### Your goal
Which lines in the records below hold the word "text"? Copy each of them.

----------------

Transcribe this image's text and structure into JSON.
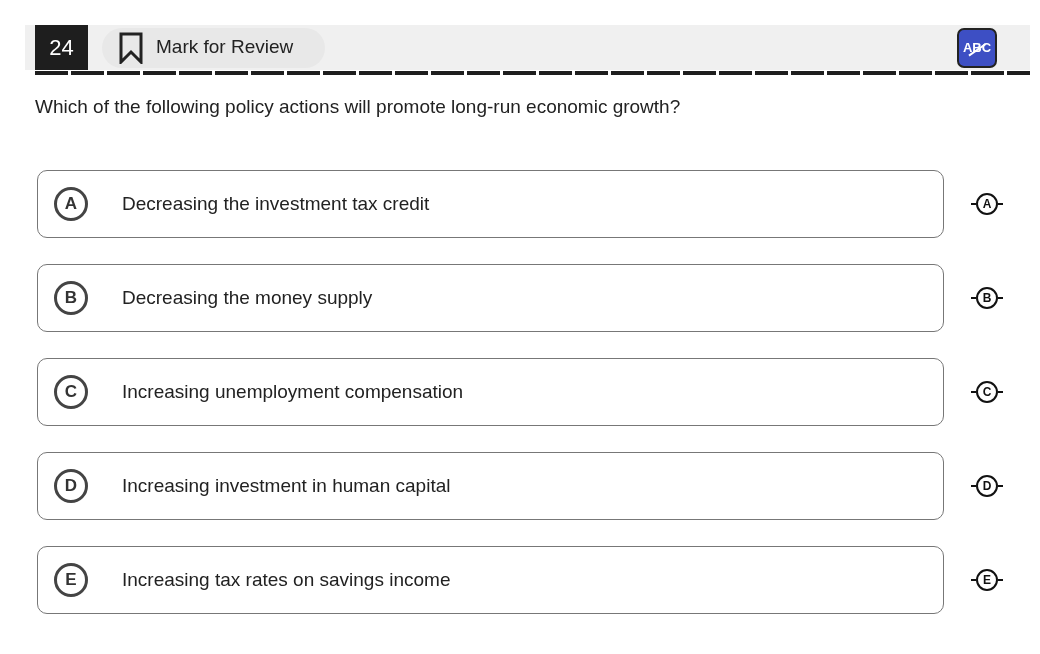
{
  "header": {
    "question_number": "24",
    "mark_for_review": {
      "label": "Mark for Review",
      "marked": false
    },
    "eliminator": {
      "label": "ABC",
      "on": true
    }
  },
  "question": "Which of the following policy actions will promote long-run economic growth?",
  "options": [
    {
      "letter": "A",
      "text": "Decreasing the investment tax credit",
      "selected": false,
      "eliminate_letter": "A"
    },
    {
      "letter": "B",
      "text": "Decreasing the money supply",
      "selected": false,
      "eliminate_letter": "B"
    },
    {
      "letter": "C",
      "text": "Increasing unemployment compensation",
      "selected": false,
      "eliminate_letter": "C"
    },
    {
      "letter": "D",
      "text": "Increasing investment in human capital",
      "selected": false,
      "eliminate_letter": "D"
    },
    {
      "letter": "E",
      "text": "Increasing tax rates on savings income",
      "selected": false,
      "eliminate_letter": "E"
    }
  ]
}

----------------

### Completed exercise
Transcribe this image's text and structure into JSON.
      "text": "Decreasing the investment tax credit",
      "text": "Decreasing the money supply",
      "text": "Increasing unemployment compensation",
      "text": "Increasing investment in human capital",
      "text": "Increasing tax rates on savings income",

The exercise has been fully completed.